After delivering a superior performance in March, the Indian equity markets started off April on a positive note but could not hold on to their gains; as a result, domestic equity indices ended flat in April. The CNX Nifty fell 0.12% while the BSE Sensex rose 0.14%.
In the beginning of the month, markets gained on buying by foreign institutional investors (FII) and in anticipation of a positive election outcome. Encouraging quarterly earnings posted by a few IT firms and private sector banks also boosted sentiments. The US Fed Chief Janet Yellen's remarks that full employment and price stability were possible by 2016 and upbeat industrial production numbers from the US coupled with slightly better-than-expected growth figures from China augured well for the markets.
*MF Data available on SEBI website till April 28
However, release of disappointing domestic economic indicators including higher inflation numbers [combined consumer price index (CPI) and whole price index (WPI)], widening trade deficit and an unexpected contraction in IIP capped the gains. As the month progressed, the markets were dragged down by profit booking and concerns resulting from the India Meteorological Department’s expectations of below-normal rain this monsoon. Poor global cues in the form of sell-off in the US technology and biotechnology stocks, and rising tensions between Ukraine and Russia also limited the gains for equities. The markets chose to remain cautious ahead of the US Federal Reserve meeting and publication of US monthly jobs data.
As per the latest development, the US Federal Reserve reiterated its confidence in the nation’s economic prospects and further reduced its monthly bond buying program to $45 bn from $55 bn. The US Fed left its interest rates unchanged at 0-0.25%. The latest reading showed that the US economy added 288,000 jobs in April, following an upwardly revised 203,000 jobs in March; the unemployment rate fell to 6.3% in April, from 6.7% in the previous month.
The S&P BSE Sectoral indices ended mixed in April. The S&P BSE Healthcare index was the top performer, rising 6.68% as pharma shares retained their upward trend on expectations of good earnings for the January-March quarter and hopes of receding regulatory overhangs. The S&P BSE Capital Goods and S&P BSE BANKEX indices posted moderate gains of 0.89% and 0.92%, respectively, due to long rollovers to the May futures and options contracts in the sectors shares.
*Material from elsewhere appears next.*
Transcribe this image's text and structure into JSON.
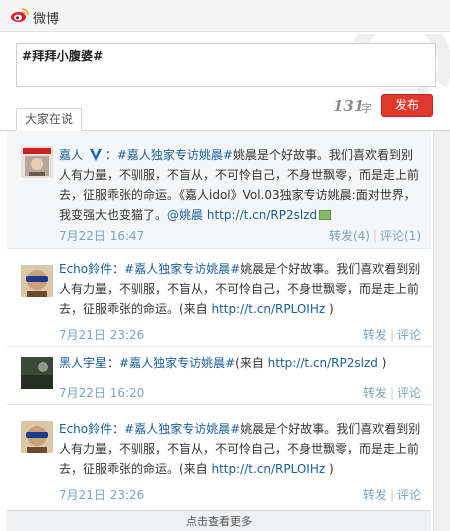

The S&P BSE Realty was among the worst hit, down 4.88%, following profit taking in realty shares.
The markets in May are expected to be guided by FII investments, domestic macro-economic data and the outcome of the general elections. Short-term volatility is highly likely on the poll results.